(Website and app data records)

= = = =

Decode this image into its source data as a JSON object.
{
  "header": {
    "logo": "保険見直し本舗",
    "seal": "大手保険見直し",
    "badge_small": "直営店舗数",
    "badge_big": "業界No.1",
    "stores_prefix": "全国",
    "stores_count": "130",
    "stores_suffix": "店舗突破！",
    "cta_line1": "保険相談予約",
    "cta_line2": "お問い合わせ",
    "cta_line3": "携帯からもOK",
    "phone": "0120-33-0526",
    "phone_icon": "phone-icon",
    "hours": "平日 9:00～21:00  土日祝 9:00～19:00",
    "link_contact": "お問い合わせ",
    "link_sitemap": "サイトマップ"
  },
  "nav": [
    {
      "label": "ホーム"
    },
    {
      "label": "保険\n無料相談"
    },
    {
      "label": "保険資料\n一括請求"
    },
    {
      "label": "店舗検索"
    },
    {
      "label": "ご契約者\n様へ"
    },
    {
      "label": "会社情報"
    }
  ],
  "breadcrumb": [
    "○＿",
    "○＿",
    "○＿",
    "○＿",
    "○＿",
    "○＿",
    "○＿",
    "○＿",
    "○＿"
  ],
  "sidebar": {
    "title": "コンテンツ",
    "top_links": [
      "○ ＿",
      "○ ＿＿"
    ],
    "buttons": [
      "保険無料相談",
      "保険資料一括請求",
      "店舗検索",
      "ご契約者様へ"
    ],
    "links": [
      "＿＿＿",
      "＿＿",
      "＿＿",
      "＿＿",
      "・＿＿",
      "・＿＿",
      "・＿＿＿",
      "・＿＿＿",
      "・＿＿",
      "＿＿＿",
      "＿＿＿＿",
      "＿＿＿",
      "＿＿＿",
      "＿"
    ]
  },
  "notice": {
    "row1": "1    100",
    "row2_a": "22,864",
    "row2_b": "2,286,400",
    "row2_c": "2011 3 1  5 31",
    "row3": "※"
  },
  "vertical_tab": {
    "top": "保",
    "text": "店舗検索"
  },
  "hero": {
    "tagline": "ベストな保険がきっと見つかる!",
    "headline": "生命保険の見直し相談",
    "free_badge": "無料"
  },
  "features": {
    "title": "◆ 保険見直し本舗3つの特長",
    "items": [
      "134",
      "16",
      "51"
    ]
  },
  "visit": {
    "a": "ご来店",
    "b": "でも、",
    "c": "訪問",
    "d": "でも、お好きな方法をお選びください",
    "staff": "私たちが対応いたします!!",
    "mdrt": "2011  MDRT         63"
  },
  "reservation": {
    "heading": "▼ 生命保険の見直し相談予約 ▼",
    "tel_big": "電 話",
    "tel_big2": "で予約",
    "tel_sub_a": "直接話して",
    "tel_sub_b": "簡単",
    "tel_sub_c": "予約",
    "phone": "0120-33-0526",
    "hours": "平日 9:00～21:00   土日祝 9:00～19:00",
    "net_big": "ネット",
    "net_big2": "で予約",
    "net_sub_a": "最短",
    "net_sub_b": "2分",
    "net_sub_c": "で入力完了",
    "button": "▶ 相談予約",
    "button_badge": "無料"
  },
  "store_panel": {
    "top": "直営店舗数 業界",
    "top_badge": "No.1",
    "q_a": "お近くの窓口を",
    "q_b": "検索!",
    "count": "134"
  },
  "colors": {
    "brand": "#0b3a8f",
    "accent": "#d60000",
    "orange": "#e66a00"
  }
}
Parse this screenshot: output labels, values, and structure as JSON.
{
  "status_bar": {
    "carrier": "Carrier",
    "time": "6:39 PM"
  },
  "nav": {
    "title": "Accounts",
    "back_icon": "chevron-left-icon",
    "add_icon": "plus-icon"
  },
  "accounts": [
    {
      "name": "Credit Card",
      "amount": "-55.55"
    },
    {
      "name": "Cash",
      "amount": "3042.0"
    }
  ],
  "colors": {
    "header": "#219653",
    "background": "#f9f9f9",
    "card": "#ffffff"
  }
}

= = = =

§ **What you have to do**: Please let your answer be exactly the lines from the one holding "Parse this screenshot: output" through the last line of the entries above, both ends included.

§ **Answer space**:
Parse this screenshot: output labels, values, and structure as JSON.
{
  "status_bar": {
    "carrier": "Carrier",
    "time": "6:39 PM"
  },
  "nav": {
    "title": "Accounts",
    "back_icon": "chevron-left-icon",
    "add_icon": "plus-icon"
  },
  "accounts": [
    {
      "name": "Credit Card",
      "amount": "-55.55"
    },
    {
      "name": "Cash",
      "amount": "3042.0"
    }
  ],
  "colors": {
    "header": "#219653",
    "background": "#f9f9f9",
    "card": "#ffffff"
  }
}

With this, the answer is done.